> **Task to carry out**: All entries need to be written out verbatim, with pictures omitted.

[Items from a dataset]
|---|

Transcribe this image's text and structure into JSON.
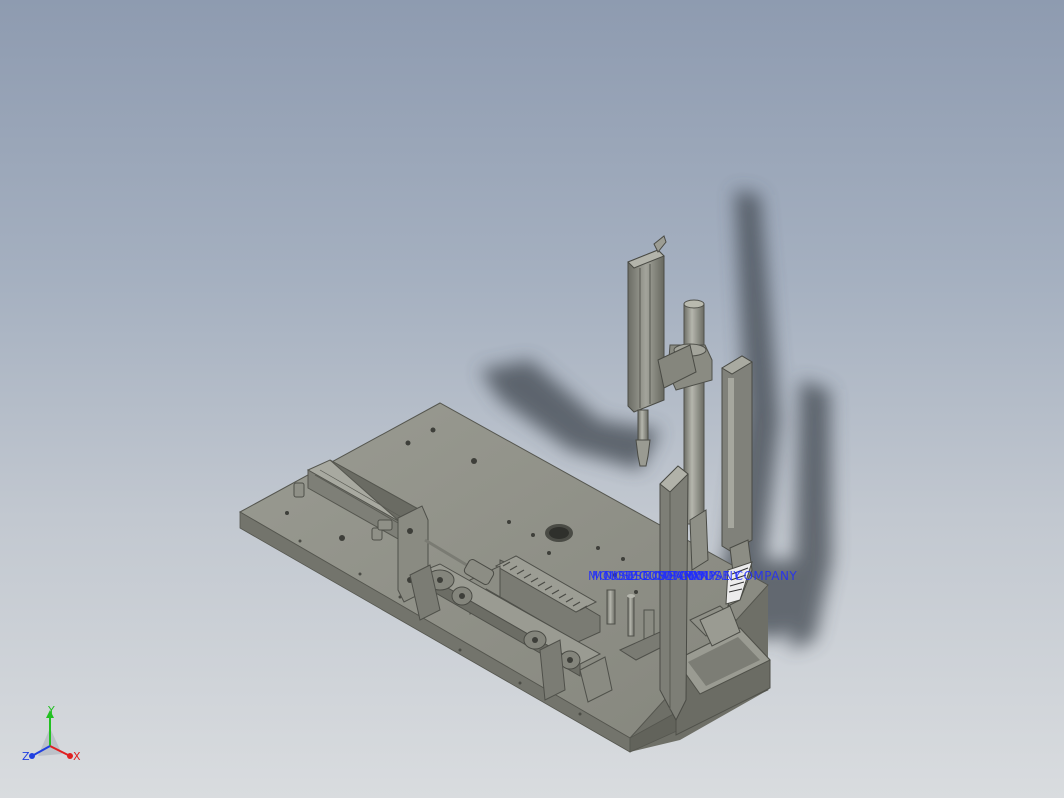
{
  "viewport": {
    "annotation_text": "MOUSE COMPANY",
    "annotation_color": "#1f2cff"
  },
  "triad": {
    "x_label": "X",
    "y_label": "Y",
    "z_label": "Z",
    "x_color": "#e02020",
    "y_color": "#22c022",
    "z_color": "#2040e0"
  },
  "colors": {
    "background_top": "#8e9bb0",
    "background_bottom": "#d9dcdf",
    "part_fill": "#8a8b82",
    "part_shadow": "#5e5f58",
    "part_highlight": "#a9aaa1"
  }
}
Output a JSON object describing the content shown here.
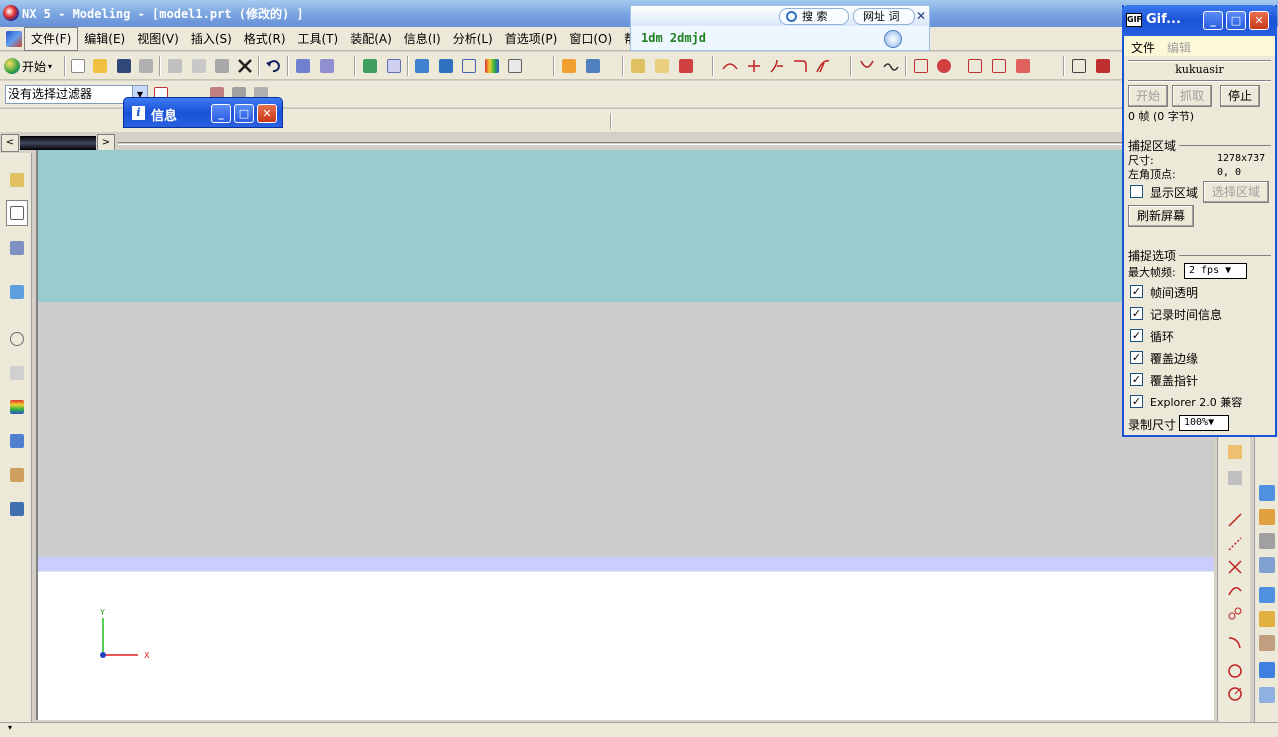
{
  "window": {
    "title": "NX 5 - Modeling - [model1.prt  (修改的) ]"
  },
  "menubar": {
    "items": [
      "文件(F)",
      "编辑(E)",
      "视图(V)",
      "插入(S)",
      "格式(R)",
      "工具(T)",
      "装配(A)",
      "信息(I)",
      "分析(L)",
      "首选项(P)",
      "窗口(O)",
      "帮助(H)"
    ]
  },
  "toolbar": {
    "start_label": "开始",
    "dropdown_glyph": "▾"
  },
  "selection": {
    "filter_value": "没有选择过滤器",
    "arrow": "▼"
  },
  "scroll": {
    "left_arrow": "<",
    "right_arrow": ">"
  },
  "triad": {
    "x_label": "X",
    "y_label": "Y"
  },
  "search": {
    "tab_search": "搜 索",
    "tab_url": "网址 词",
    "close": "✕",
    "text": "1dm 2dmjd"
  },
  "info_window": {
    "icon": "i",
    "title": "信息",
    "min": "_",
    "max": "□",
    "close": "✕"
  },
  "gif": {
    "icon": "GIF",
    "title": "Gif...",
    "min": "_",
    "max": "□",
    "close": "✕",
    "menu": [
      "文件",
      "编辑"
    ],
    "user": "kukuasir",
    "buttons": {
      "start": "开始",
      "capture": "抓取",
      "stop": "停止"
    },
    "frames": "0 帧 (0 字节)",
    "capture_area": {
      "heading": "捕捉区域",
      "size_label": "尺寸:",
      "size_value": "1278x737",
      "corner_label": "左角顶点:",
      "corner_value": "0, 0",
      "show_area": "显示区域",
      "select_area": "选择区域",
      "refresh": "刷新屏幕"
    },
    "options": {
      "heading": "捕捉选项",
      "max_fps_label": "最大帧频:",
      "max_fps_value": "2 fps ▼",
      "checks": [
        "帧间透明",
        "记录时间信息",
        "循环",
        "覆盖边缘",
        "覆盖指针",
        "Explorer 2.0 兼容"
      ],
      "check_mark": "✓",
      "size_label": "录制尺寸",
      "size_value": "100%▼"
    }
  },
  "colors": {
    "teal_band": "#99cccc",
    "gray_band": "#cccccc",
    "lavender_band": "#ccccff",
    "title_blue": "#1a52d8",
    "search_text": "#208020"
  }
}
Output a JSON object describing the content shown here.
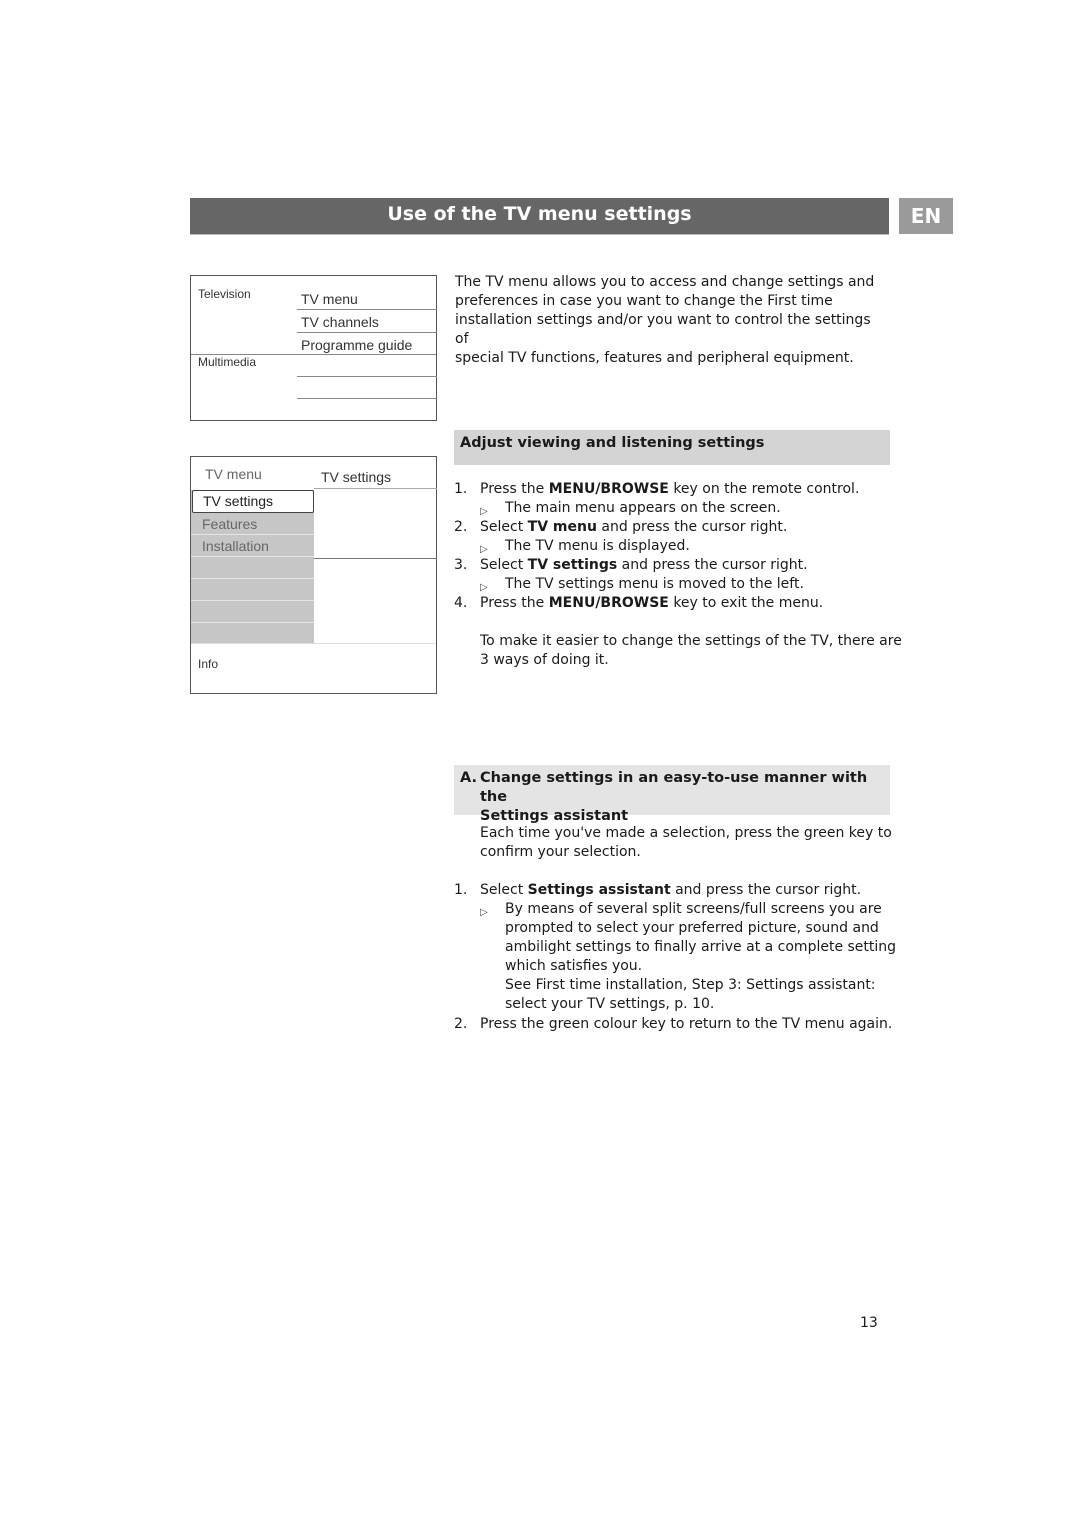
{
  "header": {
    "title": "Use of the TV menu settings",
    "language_badge": "EN"
  },
  "screen_main_menu": {
    "left_labels": [
      "Television",
      "Multimedia"
    ],
    "items": [
      "TV menu",
      "TV channels",
      "Programme guide",
      "",
      ""
    ]
  },
  "screen_tv_menu": {
    "header_left": "TV menu",
    "header_right": "TV settings",
    "selected_item": "TV settings",
    "items": [
      "Features",
      "Installation",
      "",
      "",
      "",
      ""
    ],
    "footer": "Info"
  },
  "intro": {
    "lines": [
      "The TV menu allows you to access and change settings and",
      "preferences in case you want to change the First time",
      "installation settings and/or you want to control the settings of",
      "special TV functions, features and peripheral equipment."
    ]
  },
  "section1": {
    "heading": "Adjust viewing and listening settings",
    "steps": [
      {
        "num": "1.",
        "pre": "Press the ",
        "bold": "MENU/BROWSE",
        "post": " key on the remote control.",
        "sub": "The main menu appears on the screen."
      },
      {
        "num": "2.",
        "pre": "Select ",
        "bold": "TV menu",
        "post": " and press the cursor right.",
        "sub": "The TV menu is displayed."
      },
      {
        "num": "3.",
        "pre": "Select ",
        "bold": "TV settings",
        "post": " and press the cursor right.",
        "sub": "The TV settings menu is moved to the left."
      },
      {
        "num": "4.",
        "pre": "Press the ",
        "bold": "MENU/BROWSE",
        "post": " key to exit the menu.",
        "sub": ""
      }
    ],
    "note_lines": [
      "To make it easier to change the settings of the TV, there are",
      "3 ways of doing it."
    ]
  },
  "section2": {
    "heading_prefix": "A.",
    "heading_line1": "Change settings in an easy-to-use manner with the",
    "heading_line2": "Settings assistant",
    "intro_lines": [
      "Each time you've made a selection, press the green key to",
      "confirm your selection."
    ],
    "step1": {
      "num": "1.",
      "pre": "Select ",
      "bold": "Settings assistant",
      "post": " and press the cursor right."
    },
    "step1_sub_lines": [
      "By means of several split screens/full screens you are",
      "prompted to select your preferred picture, sound and",
      "ambilight settings to finally arrive at a complete setting",
      "which satisfies you.",
      "See First time installation, Step 3: Settings assistant:",
      "select your TV settings, p. 10."
    ],
    "step2": {
      "num": "2.",
      "text": "Press the green colour key to return to the TV menu again."
    }
  },
  "footer": {
    "page_number": "13"
  }
}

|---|

> **Task response**:
Transcribe this image's text and structure into JSON.
{
  "viewport": {
    "annotation_text": "MOUSE COMPANY",
    "annotation_color": "#1f2cff"
  },
  "triad": {
    "x_label": "X",
    "y_label": "Y",
    "z_label": "Z",
    "x_color": "#e02020",
    "y_color": "#22c022",
    "z_color": "#2040e0"
  },
  "colors": {
    "background_top": "#8e9bb0",
    "background_bottom": "#d9dcdf",
    "part_fill": "#8a8b82",
    "part_shadow": "#5e5f58",
    "part_highlight": "#a9aaa1"
  }
}
Output a JSON object describing the content shown here.
{
  "window": {
    "title": "NX 5 - Modeling - [model1.prt  (修改的) ]"
  },
  "menubar": {
    "items": [
      "文件(F)",
      "编辑(E)",
      "视图(V)",
      "插入(S)",
      "格式(R)",
      "工具(T)",
      "装配(A)",
      "信息(I)",
      "分析(L)",
      "首选项(P)",
      "窗口(O)",
      "帮助(H)"
    ]
  },
  "toolbar": {
    "start_label": "开始",
    "dropdown_glyph": "▾"
  },
  "selection": {
    "filter_value": "没有选择过滤器",
    "arrow": "▼"
  },
  "scroll": {
    "left_arrow": "<",
    "right_arrow": ">"
  },
  "triad": {
    "x_label": "X",
    "y_label": "Y"
  },
  "search": {
    "tab_search": "搜 索",
    "tab_url": "网址 词",
    "close": "✕",
    "text": "1dm 2dmjd"
  },
  "info_window": {
    "icon": "i",
    "title": "信息",
    "min": "_",
    "max": "□",
    "close": "✕"
  },
  "gif": {
    "icon": "GIF",
    "title": "Gif...",
    "min": "_",
    "max": "□",
    "close": "✕",
    "menu": [
      "文件",
      "编辑"
    ],
    "user": "kukuasir",
    "buttons": {
      "start": "开始",
      "capture": "抓取",
      "stop": "停止"
    },
    "frames": "0 帧 (0 字节)",
    "capture_area": {
      "heading": "捕捉区域",
      "size_label": "尺寸:",
      "size_value": "1278x737",
      "corner_label": "左角顶点:",
      "corner_value": "0, 0",
      "show_area": "显示区域",
      "select_area": "选择区域",
      "refresh": "刷新屏幕"
    },
    "options": {
      "heading": "捕捉选项",
      "max_fps_label": "最大帧频:",
      "max_fps_value": "2 fps ▼",
      "checks": [
        "帧间透明",
        "记录时间信息",
        "循环",
        "覆盖边缘",
        "覆盖指针",
        "Explorer 2.0 兼容"
      ],
      "check_mark": "✓",
      "size_label": "录制尺寸",
      "size_value": "100%▼"
    }
  },
  "colors": {
    "teal_band": "#99cccc",
    "gray_band": "#cccccc",
    "lavender_band": "#ccccff",
    "title_blue": "#1a52d8",
    "search_text": "#208020"
  }
}
Output a JSON object describing the content shown here.
{
  "header": {
    "title": "Use of the TV menu settings",
    "language_badge": "EN"
  },
  "screen_main_menu": {
    "left_labels": [
      "Television",
      "Multimedia"
    ],
    "items": [
      "TV menu",
      "TV channels",
      "Programme guide",
      "",
      ""
    ]
  },
  "screen_tv_menu": {
    "header_left": "TV menu",
    "header_right": "TV settings",
    "selected_item": "TV settings",
    "items": [
      "Features",
      "Installation",
      "",
      "",
      "",
      ""
    ],
    "footer": "Info"
  },
  "intro": {
    "lines": [
      "The TV menu allows you to access and change settings and",
      "preferences in case you want to change the First time",
      "installation settings and/or you want to control the settings of",
      "special TV functions, features and peripheral equipment."
    ]
  },
  "section1": {
    "heading": "Adjust viewing and listening settings",
    "steps": [
      {
        "num": "1.",
        "pre": "Press the ",
        "bold": "MENU/BROWSE",
        "post": " key on the remote control.",
        "sub": "The main menu appears on the screen."
      },
      {
        "num": "2.",
        "pre": "Select ",
        "bold": "TV menu",
        "post": " and press the cursor right.",
        "sub": "The TV menu is displayed."
      },
      {
        "num": "3.",
        "pre": "Select ",
        "bold": "TV settings",
        "post": " and press the cursor right.",
        "sub": "The TV settings menu is moved to the left."
      },
      {
        "num": "4.",
        "pre": "Press the ",
        "bold": "MENU/BROWSE",
        "post": " key to exit the menu.",
        "sub": ""
      }
    ],
    "note_lines": [
      "To make it easier to change the settings of the TV, there are",
      "3 ways of doing it."
    ]
  },
  "section2": {
    "heading_prefix": "A.",
    "heading_line1": "Change settings in an easy-to-use manner with the",
    "heading_line2": "Settings assistant",
    "intro_lines": [
      "Each time you've made a selection, press the green key to",
      "confirm your selection."
    ],
    "step1": {
      "num": "1.",
      "pre": "Select ",
      "bold": "Settings assistant",
      "post": " and press the cursor right."
    },
    "step1_sub_lines": [
      "By means of several split screens/full screens you are",
      "prompted to select your preferred picture, sound and",
      "ambilight settings to finally arrive at a complete setting",
      "which satisfies you.",
      "See First time installation, Step 3: Settings assistant:",
      "select your TV settings, p. 10."
    ],
    "step2": {
      "num": "2.",
      "text": "Press the green colour key to return to the TV menu again."
    }
  },
  "footer": {
    "page_number": "13"
  }
}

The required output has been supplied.